Return the records below word for word.

-- DATA --
+--
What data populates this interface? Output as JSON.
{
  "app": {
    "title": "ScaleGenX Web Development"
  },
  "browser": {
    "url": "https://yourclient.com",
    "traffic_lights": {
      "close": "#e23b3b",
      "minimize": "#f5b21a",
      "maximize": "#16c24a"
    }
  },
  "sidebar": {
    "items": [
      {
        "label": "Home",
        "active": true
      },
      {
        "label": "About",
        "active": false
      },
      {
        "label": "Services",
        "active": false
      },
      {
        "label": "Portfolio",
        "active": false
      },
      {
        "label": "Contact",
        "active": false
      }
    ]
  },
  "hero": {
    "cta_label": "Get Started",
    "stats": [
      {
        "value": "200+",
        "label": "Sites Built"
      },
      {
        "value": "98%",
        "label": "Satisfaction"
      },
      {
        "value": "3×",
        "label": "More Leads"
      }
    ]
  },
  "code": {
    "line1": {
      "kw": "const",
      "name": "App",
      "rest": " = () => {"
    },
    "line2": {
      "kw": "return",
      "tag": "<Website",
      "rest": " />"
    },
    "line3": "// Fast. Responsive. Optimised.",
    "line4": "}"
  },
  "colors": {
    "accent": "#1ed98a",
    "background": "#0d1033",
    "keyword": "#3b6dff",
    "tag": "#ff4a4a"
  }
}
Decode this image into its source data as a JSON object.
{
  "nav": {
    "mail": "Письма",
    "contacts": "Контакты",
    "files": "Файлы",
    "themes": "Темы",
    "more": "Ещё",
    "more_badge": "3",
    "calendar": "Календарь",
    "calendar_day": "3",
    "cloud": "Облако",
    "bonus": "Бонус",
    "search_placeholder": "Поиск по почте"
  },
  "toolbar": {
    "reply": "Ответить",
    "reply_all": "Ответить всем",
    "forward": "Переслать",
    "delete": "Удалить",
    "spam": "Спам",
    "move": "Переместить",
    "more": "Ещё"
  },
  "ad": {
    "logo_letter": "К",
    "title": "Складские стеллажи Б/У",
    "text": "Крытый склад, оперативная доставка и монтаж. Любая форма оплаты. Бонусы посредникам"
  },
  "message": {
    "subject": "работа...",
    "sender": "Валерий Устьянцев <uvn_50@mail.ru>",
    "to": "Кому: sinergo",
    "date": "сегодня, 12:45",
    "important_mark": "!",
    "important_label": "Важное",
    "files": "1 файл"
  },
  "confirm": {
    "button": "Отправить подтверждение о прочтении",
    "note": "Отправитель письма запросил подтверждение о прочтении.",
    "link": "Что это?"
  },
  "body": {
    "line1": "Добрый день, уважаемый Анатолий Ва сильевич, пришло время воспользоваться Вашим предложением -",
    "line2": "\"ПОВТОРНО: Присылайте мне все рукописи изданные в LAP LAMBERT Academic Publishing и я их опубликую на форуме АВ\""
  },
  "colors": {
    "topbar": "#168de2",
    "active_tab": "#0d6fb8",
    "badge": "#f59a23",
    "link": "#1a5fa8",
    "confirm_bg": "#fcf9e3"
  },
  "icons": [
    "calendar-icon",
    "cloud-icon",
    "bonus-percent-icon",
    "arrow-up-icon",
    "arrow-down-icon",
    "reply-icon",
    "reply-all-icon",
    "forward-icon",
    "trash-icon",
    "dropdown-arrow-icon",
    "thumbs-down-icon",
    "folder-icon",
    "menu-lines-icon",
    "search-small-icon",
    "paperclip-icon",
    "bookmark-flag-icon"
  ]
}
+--
-- OUTPUT FOR THIS TASK --
What data populates this interface? Output as JSON.
{
  "app": {
    "title": "ScaleGenX Web Development"
  },
  "browser": {
    "url": "https://yourclient.com",
    "traffic_lights": {
      "close": "#e23b3b",
      "minimize": "#f5b21a",
      "maximize": "#16c24a"
    }
  },
  "sidebar": {
    "items": [
      {
        "label": "Home",
        "active": true
      },
      {
        "label": "About",
        "active": false
      },
      {
        "label": "Services",
        "active": false
      },
      {
        "label": "Portfolio",
        "active": false
      },
      {
        "label": "Contact",
        "active": false
      }
    ]
  },
  "hero": {
    "cta_label": "Get Started",
    "stats": [
      {
        "value": "200+",
        "label": "Sites Built"
      },
      {
        "value": "98%",
        "label": "Satisfaction"
      },
      {
        "value": "3×",
        "label": "More Leads"
      }
    ]
  },
  "code": {
    "line1": {
      "kw": "const",
      "name": "App",
      "rest": " = () => {"
    },
    "line2": {
      "kw": "return",
      "tag": "<Website",
      "rest": " />"
    },
    "line3": "// Fast. Responsive. Optimised.",
    "line4": "}"
  },
  "colors": {
    "accent": "#1ed98a",
    "background": "#0d1033",
    "keyword": "#3b6dff",
    "tag": "#ff4a4a"
  }
}
Decode this image into its source data as a JSON object.
{
  "nav": {
    "mail": "Письма",
    "contacts": "Контакты",
    "files": "Файлы",
    "themes": "Темы",
    "more": "Ещё",
    "more_badge": "3",
    "calendar": "Календарь",
    "calendar_day": "3",
    "cloud": "Облако",
    "bonus": "Бонус",
    "search_placeholder": "Поиск по почте"
  },
  "toolbar": {
    "reply": "Ответить",
    "reply_all": "Ответить всем",
    "forward": "Переслать",
    "delete": "Удалить",
    "spam": "Спам",
    "move": "Переместить",
    "more": "Ещё"
  },
  "ad": {
    "logo_letter": "К",
    "title": "Складские стеллажи Б/У",
    "text": "Крытый склад, оперативная доставка и монтаж. Любая форма оплаты. Бонусы посредникам"
  },
  "message": {
    "subject": "работа...",
    "sender": "Валерий Устьянцев <uvn_50@mail.ru>",
    "to": "Кому: sinergo",
    "date": "сегодня, 12:45",
    "important_mark": "!",
    "important_label": "Важное",
    "files": "1 файл"
  },
  "confirm": {
    "button": "Отправить подтверждение о прочтении",
    "note": "Отправитель письма запросил подтверждение о прочтении.",
    "link": "Что это?"
  },
  "body": {
    "line1": "Добрый день, уважаемый Анатолий Ва сильевич, пришло время воспользоваться Вашим предложением -",
    "line2": "\"ПОВТОРНО: Присылайте мне все рукописи изданные в LAP LAMBERT Academic Publishing и я их опубликую на форуме АВ\""
  },
  "colors": {
    "topbar": "#168de2",
    "active_tab": "#0d6fb8",
    "badge": "#f59a23",
    "link": "#1a5fa8",
    "confirm_bg": "#fcf9e3"
  },
  "icons": [
    "calendar-icon",
    "cloud-icon",
    "bonus-percent-icon",
    "arrow-up-icon",
    "arrow-down-icon",
    "reply-icon",
    "reply-all-icon",
    "forward-icon",
    "trash-icon",
    "dropdown-arrow-icon",
    "thumbs-down-icon",
    "folder-icon",
    "menu-lines-icon",
    "search-small-icon",
    "paperclip-icon",
    "bookmark-flag-icon"
  ]
}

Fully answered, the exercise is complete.